So yeah, to stand up and so narrowly say Video games are a major contributor to violent behavior, is like saying "my obesity is because of billboard advertising of food."
Its just a campaign of shifting the blame away from the real root of the problem. There are studies out there that prove FPS (first person shooter) video games actually increases the brains ability to concentrate on one particular thing amidst a bunch of chaos around them and they have better and quicker reaction time to sudden surprises in their environment. And less likely to panic under sudden pressure. Its no wonder why the US Military encourages the playing of FPS video games.
Another thing that is being overlooked is the fact that video games don't grow out of the ground being violent. Videos games are created in a studio like most other forms of media entertainment. Its violent minded individuals that incorporate the violence into the game. I'm still confused as to why there are those out there who sadistically desire to watch violence. You know those kind that "get off" on watch the most violent content they can find. Marylin Manson said it best when it came to people trying to blame his music for violence. Manson said, (and I may not be quoting him exactly) "Music doesn't make people do what they do, People make the music do what it does" That does not just apply to music, it can apply with movies and video games can it not? But then again Marilyn Manson is a "devil worshiping crazy guy" as they say so why should anyone listen to something so logical coming from some one who appears so illogical? (Why I never...)
Honestly, resistance of anything that degenerates a society begins simply with the teaching of RESPONSIBILITY at a young age. Sadly enough modern day society is an example of the lack there of. The truth is (many don't like to face it) too many parents turn their kids over the the TV to be baby sat, and let the public school system and society raise them. Children should not be made out to be a crutch as it seem to be the mentality pushing more and more. Children are a blessing. LOVE and RESPONSIBILITY is the only solution.
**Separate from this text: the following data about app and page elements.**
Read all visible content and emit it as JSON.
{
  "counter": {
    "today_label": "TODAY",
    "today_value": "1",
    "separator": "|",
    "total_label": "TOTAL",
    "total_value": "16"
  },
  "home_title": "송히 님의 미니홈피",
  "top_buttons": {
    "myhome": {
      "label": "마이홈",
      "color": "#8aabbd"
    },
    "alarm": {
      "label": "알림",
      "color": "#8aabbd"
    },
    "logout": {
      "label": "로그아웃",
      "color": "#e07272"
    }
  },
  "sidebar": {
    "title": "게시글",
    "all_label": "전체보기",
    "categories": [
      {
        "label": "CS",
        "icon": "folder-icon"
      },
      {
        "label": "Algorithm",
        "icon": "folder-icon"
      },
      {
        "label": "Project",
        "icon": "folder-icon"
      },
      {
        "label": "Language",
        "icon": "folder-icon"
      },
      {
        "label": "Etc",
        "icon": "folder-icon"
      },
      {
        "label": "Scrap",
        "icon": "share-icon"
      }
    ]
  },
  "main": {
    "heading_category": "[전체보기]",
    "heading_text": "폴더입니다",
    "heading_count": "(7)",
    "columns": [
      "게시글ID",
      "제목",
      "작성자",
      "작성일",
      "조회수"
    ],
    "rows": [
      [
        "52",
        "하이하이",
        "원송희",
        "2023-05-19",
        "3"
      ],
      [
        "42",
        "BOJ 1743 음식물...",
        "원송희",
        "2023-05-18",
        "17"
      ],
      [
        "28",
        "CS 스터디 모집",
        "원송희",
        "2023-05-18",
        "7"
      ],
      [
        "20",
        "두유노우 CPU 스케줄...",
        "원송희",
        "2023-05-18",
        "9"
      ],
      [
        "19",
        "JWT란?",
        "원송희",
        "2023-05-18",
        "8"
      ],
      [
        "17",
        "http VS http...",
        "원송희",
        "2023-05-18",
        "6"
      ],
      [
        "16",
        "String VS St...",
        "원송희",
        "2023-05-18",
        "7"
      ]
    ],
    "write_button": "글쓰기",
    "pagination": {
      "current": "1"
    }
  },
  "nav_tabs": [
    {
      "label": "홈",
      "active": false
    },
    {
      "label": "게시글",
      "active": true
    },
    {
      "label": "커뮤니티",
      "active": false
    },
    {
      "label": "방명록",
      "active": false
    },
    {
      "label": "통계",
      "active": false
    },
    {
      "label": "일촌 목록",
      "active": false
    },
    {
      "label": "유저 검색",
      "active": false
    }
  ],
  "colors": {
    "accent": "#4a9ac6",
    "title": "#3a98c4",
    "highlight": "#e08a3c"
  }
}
Thats my two cents for what its worth...

Jo N Ard (the town blacksheep)

Studies shmudies

by Gary Bunker
Mar 24, 2014 7:49 am

I appreciate that the article did acknowledge that there are many studies showing no correlation between video game violence and actual violence. It could have been emphasized a bit more, but still nice that the reality of actual scientific research was shoe-horned into an article about anecdotal experience.